A Q3 2018 healthcare data break report from Protenus demonstrates there has been a substantial decrease in healthcare data breaks compared to the preceding quarter. In Q2, 142 healthcare companies reported data breaks compared to 117 in Q3.
However, because of some big breaks in Q3, the total number of disclosed records was considerably higher. Between July and September, the health records of 4,390,512 patients were disclosed, impermissibly disclosed, or thieved compared to 3,143,642 healthcare records in Q2. Each quarter in 2018, the number of disclosed records has increased considerably.
The large increase in disclosed records in Q3 is partly because of a huge data break at UnityPoint Health that was disclosed in July. In that single break, more records were disclosed than in the 110 healthcare data breaks in Q1, 2018. The break was a phishing attack that saw a number of UnityPoint Health electronic mail accounts undermined. Those accounts had the PHI of 1.4 million patients. The biggest healthcare data break in August was a hacking occurrence at a healthcare supplier that led to the disclosure of 502,416 records. The biggest break in September was reported by a health plan and affected 26,942 plan members.
Hacking and other IT occurrences comprised for 51.28% of all data breaks in Q3. The second largest cause of breaks was insider occurrences (23.08%), after that loss/theft occurrences (10.26%). The reason of 15.38% of breaks in Q3 is not clear.
Hacks and IT occurrences also led to the maximum number of exposed/stolen healthcare records – 86% of all broken records in Q3. 3,649,149 records were undermined in the 60 occurrences pertained to hacks and IT occurrences. There were 8 reported ransomware/malware attacks and 10 occurrences involving phishing. It was not possible to decide the precise reason of 18 ‘hacking’ occurrences.
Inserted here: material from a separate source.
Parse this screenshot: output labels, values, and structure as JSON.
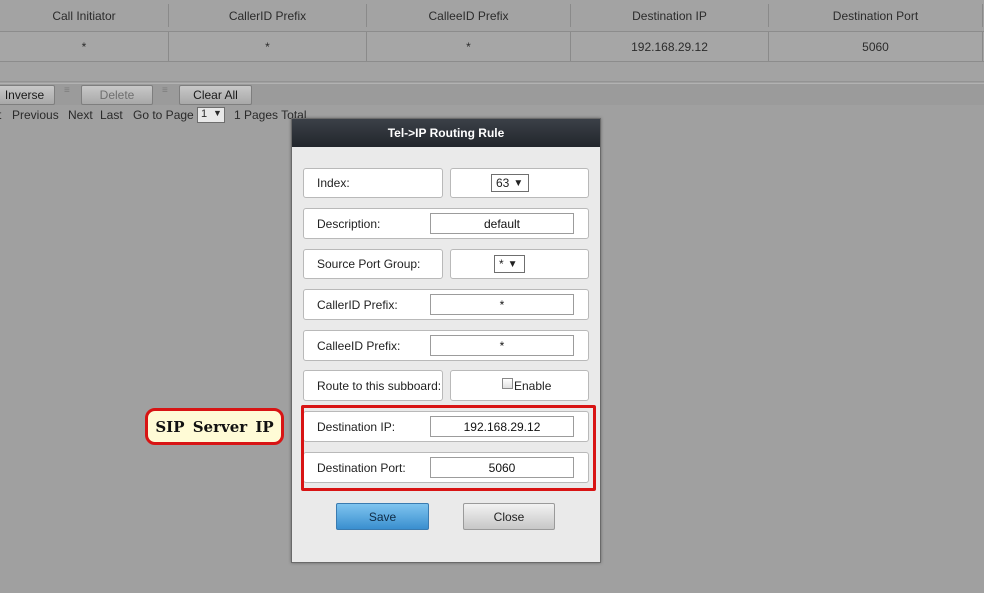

Q3 saw a surge in insider breaks. Insider breaks were divided into two types: insider mistakes and insider crime. Insider crime contains impermissible disclosures of PHI, workers prying on medical records, and theft of healthcare records by workers. Insider breaks led to the thievery, exposure, or impermissible revelation of 680,117 patient records.
19 occurrences were categorized as insider mistakes and affected 389,428 patients. There were 8 verified cases of insider crime that affected 290,689 patients – which is a major surge from the 70,562 patients affected by insider wrongdoing occurrences in Q2, and the 4,597 patients affected by similar occurrences in Q1.
In Q3, 19% of breaks involved paper records and 81% involved electronic medical records.
Healthcare suppliers suffered the most breaks in Q3 (74% of breaches), followed by health plans (11%) and business allies (11%). 23% of the quarter’s breaks had some business associate participation.
The report discloses that healthcare companies and their suppliers are sluggish to identify breaks. In one instance, it took a healthcare supplier 15 years to find out that a worker had been prying on healthcare records. In those 15 years, the worker illegally accessed the records of thousands of patients.
The average time to identify a break was 402 days and the median time was 51 days. The average time to inform breaks was 71 days and the median time was 57.5 days.
Florida was the state worst affected by healthcare data breaks in Q3 with 11 incidents, followed by California on 10 and Texas on 9.